All adults age 18 and older in the general population—including pregnant and postpartum women—should be screened for depression, according to newly updated guidelines from the United States Preventative Services Task Force (USPSTF).
The update, which expands upon the panel’s 2009 recommendations, follows an extensive systematic review of existing evidence on mental illness and the benefits of depression screening, according to a statement published online Jan. 26 in JAMA.
“The USPSTF concludes with at least moderate certainty that there is a moderate net benefit to screening for depression in adults, including older adults, who receive care in clinical practices that have adequate systems in place to ensure accurate diagnosis, effective treatment, and appropriate follow-up after screening,” wrote author Albert Siu, MD, task force member and professor of General Internal Medicine at Mount Sinai Hospital in New York City. “The USPSTF also concludes with at least moderate certainty that there is a moderate net benefit to screening for depression in pregnant and postpartum women who receive care in clinical practices that have CBT or other evidence-based counseling available after screening.”
Mental illness and depression are among the leading causes of disability in Americans over the age of 15 and is common in postpartum and pregnant women, affecting not only individuals but families and children as well.

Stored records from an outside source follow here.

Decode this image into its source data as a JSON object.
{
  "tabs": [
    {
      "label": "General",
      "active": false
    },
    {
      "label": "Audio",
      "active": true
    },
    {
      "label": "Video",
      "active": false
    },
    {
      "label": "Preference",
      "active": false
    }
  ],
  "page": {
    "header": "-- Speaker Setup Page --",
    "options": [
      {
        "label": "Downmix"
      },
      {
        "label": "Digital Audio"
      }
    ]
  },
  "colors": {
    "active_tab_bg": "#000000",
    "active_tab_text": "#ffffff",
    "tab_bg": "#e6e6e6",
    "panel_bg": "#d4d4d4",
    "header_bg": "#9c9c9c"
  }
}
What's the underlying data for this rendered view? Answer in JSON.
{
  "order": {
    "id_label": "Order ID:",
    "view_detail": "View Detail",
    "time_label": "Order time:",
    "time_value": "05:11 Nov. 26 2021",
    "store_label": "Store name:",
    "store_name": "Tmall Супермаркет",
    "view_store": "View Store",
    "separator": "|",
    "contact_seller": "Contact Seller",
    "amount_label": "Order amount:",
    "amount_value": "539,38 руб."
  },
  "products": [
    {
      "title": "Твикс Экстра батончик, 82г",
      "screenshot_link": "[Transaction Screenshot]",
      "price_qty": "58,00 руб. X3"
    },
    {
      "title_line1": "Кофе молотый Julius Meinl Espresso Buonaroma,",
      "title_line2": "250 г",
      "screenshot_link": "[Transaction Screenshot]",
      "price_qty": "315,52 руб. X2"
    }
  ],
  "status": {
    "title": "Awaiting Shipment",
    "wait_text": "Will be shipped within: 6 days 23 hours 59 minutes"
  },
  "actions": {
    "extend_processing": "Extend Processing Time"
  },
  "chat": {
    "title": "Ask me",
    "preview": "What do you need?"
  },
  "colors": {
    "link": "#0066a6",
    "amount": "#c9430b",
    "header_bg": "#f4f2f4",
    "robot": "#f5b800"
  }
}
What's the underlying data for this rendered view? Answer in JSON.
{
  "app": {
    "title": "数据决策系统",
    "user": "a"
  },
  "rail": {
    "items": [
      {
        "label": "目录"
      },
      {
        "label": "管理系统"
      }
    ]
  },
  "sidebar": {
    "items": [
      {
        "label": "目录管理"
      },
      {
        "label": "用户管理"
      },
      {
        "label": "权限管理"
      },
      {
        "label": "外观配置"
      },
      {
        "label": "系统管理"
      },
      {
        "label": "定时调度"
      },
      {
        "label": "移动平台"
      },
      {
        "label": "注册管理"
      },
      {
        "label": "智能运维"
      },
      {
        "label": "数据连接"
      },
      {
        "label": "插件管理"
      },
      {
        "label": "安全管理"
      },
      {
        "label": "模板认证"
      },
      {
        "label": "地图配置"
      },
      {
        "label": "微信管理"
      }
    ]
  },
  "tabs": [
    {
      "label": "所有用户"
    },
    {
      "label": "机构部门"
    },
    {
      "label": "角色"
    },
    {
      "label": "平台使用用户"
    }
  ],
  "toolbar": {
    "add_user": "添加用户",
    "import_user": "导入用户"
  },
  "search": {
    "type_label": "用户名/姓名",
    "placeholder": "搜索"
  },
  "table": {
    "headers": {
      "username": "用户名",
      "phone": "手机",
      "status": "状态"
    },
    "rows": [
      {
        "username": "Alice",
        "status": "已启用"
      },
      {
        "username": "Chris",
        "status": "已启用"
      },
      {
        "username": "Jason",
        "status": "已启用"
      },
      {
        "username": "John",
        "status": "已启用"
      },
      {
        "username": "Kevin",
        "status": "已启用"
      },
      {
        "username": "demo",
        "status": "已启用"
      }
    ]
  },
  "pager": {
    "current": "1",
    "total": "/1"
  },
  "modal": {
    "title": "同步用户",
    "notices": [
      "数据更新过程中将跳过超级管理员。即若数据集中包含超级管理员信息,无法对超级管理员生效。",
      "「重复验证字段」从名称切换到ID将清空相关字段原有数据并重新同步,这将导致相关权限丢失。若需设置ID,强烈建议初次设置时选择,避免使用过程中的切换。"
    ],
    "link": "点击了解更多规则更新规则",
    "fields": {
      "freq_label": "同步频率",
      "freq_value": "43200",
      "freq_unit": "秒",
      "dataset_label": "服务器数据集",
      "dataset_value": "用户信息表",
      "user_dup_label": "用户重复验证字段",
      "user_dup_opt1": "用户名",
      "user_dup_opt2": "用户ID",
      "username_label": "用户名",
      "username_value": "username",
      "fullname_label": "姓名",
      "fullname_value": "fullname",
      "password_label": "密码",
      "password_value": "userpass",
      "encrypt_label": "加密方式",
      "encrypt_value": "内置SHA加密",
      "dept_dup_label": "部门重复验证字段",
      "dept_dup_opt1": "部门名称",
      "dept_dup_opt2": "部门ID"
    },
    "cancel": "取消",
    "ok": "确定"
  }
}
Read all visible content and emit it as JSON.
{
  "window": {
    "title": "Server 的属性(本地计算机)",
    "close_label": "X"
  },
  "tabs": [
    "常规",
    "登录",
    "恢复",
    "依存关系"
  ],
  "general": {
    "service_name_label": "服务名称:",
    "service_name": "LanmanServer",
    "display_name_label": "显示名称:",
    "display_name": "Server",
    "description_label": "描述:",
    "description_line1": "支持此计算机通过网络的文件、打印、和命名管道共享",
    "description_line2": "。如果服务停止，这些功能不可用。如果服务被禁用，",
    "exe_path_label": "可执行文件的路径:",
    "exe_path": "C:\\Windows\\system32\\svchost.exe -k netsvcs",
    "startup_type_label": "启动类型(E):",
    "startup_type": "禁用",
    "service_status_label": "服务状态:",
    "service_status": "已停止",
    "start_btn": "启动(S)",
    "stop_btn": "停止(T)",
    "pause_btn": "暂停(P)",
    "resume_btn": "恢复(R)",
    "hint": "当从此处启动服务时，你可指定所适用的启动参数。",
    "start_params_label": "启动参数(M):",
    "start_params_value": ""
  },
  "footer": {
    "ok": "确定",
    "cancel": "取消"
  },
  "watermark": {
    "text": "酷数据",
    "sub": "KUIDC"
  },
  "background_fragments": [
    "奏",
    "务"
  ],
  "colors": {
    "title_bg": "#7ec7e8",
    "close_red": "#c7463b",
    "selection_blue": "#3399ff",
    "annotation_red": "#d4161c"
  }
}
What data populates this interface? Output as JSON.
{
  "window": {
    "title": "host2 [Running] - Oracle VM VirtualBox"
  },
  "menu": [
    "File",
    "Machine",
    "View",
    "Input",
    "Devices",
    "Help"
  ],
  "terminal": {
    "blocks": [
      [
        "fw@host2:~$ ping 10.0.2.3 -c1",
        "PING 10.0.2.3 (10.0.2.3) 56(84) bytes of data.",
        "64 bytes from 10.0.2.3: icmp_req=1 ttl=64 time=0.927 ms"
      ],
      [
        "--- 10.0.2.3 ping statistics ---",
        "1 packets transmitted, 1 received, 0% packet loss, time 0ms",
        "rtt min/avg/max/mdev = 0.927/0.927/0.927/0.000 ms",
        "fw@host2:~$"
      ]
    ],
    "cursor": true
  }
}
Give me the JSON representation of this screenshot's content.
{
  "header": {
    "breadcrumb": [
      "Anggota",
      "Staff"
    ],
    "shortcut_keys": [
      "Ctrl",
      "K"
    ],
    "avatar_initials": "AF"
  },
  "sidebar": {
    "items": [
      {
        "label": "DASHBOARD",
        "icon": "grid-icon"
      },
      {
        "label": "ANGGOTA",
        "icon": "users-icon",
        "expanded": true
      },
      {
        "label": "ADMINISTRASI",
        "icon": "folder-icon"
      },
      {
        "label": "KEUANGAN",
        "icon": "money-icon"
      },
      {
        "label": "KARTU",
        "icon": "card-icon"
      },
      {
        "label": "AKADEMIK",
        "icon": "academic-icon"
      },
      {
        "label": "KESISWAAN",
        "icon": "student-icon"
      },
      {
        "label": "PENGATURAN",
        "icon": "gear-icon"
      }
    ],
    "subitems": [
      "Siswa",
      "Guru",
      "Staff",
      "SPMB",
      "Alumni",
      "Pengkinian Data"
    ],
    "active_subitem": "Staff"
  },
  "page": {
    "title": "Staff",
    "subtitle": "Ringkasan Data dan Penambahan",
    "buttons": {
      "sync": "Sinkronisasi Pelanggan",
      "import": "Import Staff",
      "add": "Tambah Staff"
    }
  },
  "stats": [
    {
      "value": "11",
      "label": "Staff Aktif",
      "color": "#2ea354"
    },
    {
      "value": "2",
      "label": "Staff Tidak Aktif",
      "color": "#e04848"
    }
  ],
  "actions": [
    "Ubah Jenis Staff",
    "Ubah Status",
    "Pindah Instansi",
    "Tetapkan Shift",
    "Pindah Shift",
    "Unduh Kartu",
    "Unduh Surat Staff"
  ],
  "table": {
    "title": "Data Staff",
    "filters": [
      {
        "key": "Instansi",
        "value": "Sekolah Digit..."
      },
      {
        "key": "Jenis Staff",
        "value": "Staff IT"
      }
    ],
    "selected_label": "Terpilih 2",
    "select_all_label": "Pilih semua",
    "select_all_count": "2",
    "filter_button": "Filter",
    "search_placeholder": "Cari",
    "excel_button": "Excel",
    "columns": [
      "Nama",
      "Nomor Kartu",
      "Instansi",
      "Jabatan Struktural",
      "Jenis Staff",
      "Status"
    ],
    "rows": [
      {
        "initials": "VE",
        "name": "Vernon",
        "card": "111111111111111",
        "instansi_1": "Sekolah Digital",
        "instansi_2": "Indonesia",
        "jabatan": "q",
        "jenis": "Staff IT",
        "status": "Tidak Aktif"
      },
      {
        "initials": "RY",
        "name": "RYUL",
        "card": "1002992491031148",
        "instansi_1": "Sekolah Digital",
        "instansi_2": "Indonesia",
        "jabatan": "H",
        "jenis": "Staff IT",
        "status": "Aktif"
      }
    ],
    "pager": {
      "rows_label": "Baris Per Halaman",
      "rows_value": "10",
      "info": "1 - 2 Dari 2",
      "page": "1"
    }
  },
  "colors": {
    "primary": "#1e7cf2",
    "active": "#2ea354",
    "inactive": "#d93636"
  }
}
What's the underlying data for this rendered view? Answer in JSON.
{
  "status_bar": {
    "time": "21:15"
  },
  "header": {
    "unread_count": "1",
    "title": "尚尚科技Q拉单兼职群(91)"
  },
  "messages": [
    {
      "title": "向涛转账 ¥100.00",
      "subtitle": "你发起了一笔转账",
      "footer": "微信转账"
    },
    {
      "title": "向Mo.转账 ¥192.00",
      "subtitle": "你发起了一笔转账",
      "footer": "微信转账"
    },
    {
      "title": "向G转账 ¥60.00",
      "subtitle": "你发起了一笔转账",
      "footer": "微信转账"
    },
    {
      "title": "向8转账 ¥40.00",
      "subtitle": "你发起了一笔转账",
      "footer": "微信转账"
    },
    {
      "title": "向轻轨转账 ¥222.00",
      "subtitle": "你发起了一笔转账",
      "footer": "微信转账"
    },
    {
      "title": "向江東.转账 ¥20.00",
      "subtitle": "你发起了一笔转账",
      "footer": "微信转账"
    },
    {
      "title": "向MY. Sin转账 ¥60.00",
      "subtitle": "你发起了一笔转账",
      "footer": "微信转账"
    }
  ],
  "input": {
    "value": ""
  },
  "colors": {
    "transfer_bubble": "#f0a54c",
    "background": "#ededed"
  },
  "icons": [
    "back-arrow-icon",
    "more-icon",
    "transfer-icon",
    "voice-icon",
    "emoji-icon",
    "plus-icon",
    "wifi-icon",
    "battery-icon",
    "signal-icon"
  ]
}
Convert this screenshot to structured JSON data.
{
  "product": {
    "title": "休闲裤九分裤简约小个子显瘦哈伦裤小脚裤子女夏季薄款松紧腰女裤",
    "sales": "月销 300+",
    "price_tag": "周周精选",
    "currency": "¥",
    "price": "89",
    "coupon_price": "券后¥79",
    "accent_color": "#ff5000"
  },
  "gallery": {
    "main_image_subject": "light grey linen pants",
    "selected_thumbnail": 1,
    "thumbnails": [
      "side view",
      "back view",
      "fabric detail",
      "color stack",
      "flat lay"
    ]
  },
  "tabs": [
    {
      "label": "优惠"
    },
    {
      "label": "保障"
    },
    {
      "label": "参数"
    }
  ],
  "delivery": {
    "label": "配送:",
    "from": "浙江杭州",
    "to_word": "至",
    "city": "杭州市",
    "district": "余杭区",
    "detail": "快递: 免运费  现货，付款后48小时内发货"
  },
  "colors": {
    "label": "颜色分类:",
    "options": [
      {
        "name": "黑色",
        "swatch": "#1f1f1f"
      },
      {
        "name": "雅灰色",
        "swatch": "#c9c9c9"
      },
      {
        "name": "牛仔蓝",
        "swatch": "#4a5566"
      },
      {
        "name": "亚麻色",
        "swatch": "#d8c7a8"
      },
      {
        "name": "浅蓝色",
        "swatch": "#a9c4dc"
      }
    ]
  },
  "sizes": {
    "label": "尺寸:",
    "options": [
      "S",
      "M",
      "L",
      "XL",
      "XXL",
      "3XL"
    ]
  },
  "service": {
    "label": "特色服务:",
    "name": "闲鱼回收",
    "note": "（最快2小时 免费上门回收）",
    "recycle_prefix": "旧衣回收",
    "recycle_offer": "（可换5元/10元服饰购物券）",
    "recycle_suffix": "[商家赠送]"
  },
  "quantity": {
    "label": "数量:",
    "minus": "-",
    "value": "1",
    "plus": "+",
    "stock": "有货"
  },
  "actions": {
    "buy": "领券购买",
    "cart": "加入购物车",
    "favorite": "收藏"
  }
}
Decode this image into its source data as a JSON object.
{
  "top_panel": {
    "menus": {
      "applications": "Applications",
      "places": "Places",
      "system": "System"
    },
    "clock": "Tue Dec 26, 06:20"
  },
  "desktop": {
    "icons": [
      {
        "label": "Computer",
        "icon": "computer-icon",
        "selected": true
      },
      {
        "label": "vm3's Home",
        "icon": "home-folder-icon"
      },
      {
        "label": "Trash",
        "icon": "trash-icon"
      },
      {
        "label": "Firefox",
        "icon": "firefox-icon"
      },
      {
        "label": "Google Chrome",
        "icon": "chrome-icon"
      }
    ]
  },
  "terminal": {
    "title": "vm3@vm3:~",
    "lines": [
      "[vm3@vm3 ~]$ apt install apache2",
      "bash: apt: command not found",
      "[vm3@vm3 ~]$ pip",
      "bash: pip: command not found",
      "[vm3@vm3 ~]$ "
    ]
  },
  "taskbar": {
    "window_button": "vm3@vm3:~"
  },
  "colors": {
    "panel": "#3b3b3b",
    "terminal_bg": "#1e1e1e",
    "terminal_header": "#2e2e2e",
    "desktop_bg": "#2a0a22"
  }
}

There isn’t simply a human cost, however—an estimated $22.8 billion was spent on depression treatment nationwide in 2009, with the cost of lost productivity estimated to be $23 billion in 2011.
But practical preventative factors such as when and how often to screen for depression are still unknown, said the USPSTF, so clinicians must use their best judgement in the primary care setting.
“A pragmatic approach in the absence of data might include screening all adults who have not been screened previously and using clinical judgment in consideration of risk factors, comorbid conditions, and life events to determine if additional screening of high-risk patients is warranted,” the recommendations state.
Methods currently available for depression screening include the Patient Health Questionnaire and the Hospital Anxiety and Depression Scales in adults; the Geriatric Depression Scale in older adults; and the Edinburgh Postnatal Depression Scale in postpartum and pregnant women.
When it comes to diagnosing and treating the disease, the USPSTF believes the evidence supports a need for collaborative effort from all corners of the healthcare community.
“Multidisciplinary team-based primary care that includes self-management support and care coordination has been shown to be effective in management of depression,” the statement added. “Research is needed to assess barriers to establishing adequate systems of care and how these barriers can be addressed.”
With more attention now focused on the disease and a growing movement to effectively prevent, diagnose and treat those affected by depression, the USPSTF believes the scope of combined screening efforts should match the impact of the problem at hand.
“Major depressive disorder is a common and significant health care problem,” wrote Siu. “The USPSTF recommends screening in all adults regardless of risk factors.”